Could you please help me with the following:

Which option (if any) is correct:

1. I have had my nails done. I did it one week ago.

2.I have had my nails done. I had it done one week ago.

Thank you so much for your constant help with confusing issues and I'm very grateful for the answer to this comment beforehand!

Hello howtosay_,

You're welcome!

1 sounds strange because of the incongruence between someone else doing your nails and you doing them. 2 is what I'd recommend, but the pronoun 'them' should be used instead of 'it' since 'nails' is plural.

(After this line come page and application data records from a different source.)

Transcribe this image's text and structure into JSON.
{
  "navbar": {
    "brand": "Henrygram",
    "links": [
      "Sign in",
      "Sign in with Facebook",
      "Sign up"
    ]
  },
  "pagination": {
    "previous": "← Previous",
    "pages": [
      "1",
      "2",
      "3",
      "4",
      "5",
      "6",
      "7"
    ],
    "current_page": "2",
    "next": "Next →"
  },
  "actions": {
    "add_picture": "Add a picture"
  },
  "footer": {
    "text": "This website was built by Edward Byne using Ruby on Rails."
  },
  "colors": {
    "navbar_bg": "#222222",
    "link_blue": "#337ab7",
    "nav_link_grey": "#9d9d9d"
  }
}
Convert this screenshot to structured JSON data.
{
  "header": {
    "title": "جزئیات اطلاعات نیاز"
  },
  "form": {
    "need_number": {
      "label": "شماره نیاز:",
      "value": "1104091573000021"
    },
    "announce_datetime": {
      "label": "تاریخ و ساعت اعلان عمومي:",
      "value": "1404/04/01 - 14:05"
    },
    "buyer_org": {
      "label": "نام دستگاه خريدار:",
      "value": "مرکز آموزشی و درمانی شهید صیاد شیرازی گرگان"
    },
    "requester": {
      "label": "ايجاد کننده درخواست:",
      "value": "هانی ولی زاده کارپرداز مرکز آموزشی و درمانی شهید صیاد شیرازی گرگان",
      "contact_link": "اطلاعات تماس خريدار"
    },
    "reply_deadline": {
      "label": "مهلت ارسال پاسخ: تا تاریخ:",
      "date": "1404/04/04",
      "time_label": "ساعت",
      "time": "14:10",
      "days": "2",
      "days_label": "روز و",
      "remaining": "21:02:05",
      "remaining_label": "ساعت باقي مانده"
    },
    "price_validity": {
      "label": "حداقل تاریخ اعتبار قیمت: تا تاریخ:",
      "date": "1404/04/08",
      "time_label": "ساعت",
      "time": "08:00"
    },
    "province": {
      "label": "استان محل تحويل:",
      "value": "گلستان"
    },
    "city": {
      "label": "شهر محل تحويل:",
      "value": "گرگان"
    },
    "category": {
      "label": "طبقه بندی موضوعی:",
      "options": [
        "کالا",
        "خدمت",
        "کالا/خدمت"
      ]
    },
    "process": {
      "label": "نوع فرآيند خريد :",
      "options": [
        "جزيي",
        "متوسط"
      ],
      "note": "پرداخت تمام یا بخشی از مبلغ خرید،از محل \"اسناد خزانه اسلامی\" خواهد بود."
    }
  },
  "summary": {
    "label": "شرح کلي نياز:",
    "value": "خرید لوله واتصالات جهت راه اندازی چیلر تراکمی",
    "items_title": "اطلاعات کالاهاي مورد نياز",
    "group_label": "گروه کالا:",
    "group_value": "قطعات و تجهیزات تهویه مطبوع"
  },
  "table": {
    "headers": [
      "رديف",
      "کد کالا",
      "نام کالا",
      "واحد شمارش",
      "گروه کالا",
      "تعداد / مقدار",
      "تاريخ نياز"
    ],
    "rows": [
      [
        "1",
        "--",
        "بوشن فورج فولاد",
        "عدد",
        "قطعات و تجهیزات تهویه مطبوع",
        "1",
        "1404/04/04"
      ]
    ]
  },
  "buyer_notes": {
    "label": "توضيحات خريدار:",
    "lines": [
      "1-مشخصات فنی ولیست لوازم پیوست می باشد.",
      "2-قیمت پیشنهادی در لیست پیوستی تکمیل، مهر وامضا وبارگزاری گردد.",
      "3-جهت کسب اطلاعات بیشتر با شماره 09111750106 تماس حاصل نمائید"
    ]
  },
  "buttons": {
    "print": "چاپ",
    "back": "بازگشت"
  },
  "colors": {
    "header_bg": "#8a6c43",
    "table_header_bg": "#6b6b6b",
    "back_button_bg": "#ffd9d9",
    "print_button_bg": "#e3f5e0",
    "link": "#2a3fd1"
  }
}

With that small change, it will be correct.

All the best,
Kirk
LearnEnglish team